• [Problem] Find the word "chevron" in the data. Return every line where it appears.

---

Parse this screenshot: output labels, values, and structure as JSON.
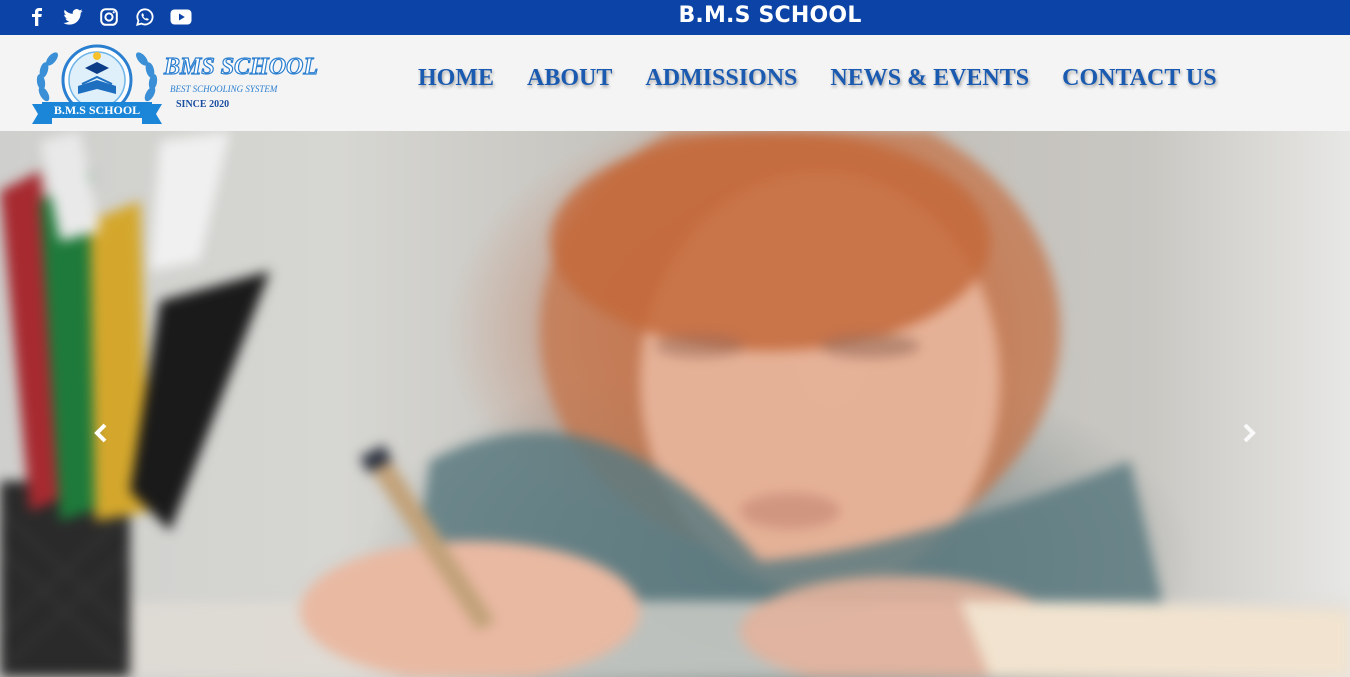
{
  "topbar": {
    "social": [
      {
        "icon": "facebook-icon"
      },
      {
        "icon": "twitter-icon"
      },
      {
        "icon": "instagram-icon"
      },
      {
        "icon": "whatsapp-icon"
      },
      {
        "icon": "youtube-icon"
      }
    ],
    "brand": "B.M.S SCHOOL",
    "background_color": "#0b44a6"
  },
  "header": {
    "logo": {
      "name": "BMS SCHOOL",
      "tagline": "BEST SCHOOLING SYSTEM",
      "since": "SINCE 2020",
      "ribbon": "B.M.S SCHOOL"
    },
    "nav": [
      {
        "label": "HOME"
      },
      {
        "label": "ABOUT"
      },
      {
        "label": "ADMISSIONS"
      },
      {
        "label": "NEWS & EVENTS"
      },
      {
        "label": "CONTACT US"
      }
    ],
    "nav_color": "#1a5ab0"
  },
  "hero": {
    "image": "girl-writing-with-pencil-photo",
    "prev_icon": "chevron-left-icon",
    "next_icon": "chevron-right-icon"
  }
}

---

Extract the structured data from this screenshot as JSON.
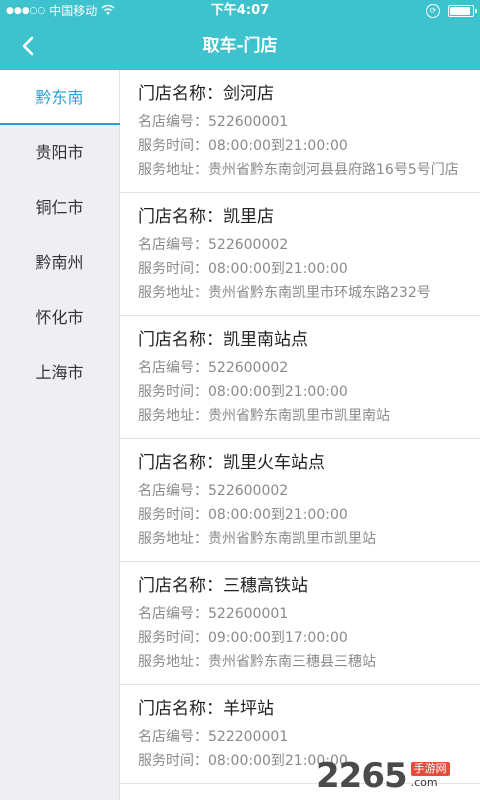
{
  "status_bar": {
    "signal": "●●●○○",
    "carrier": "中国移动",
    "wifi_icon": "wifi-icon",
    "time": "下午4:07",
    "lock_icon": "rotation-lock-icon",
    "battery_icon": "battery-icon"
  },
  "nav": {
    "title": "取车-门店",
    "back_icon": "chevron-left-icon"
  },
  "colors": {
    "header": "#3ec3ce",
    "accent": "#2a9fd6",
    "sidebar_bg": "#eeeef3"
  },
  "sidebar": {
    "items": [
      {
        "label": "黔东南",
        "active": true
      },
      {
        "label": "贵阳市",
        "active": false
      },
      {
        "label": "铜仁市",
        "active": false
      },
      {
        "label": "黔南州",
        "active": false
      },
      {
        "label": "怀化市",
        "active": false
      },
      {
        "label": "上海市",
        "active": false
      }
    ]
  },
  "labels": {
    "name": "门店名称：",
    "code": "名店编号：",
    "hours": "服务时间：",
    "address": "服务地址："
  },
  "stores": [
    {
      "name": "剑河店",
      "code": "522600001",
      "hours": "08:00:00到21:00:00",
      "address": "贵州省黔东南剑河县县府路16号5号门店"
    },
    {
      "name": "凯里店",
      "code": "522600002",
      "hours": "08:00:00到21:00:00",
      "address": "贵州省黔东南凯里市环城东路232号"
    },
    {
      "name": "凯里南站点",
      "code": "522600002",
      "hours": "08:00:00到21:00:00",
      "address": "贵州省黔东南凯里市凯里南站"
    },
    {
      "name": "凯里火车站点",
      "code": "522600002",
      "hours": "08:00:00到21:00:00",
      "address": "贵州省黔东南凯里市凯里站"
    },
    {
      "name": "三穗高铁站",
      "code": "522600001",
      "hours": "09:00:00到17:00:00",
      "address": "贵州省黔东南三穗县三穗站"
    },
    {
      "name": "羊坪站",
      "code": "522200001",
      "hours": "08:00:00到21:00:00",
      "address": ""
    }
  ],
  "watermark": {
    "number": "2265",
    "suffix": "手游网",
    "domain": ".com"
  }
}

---

• [Completed exercise]
    "prev_icon": "chevron-left-icon",
    "next_icon": "chevron-right-icon"
    "back_icon": "chevron-left-icon"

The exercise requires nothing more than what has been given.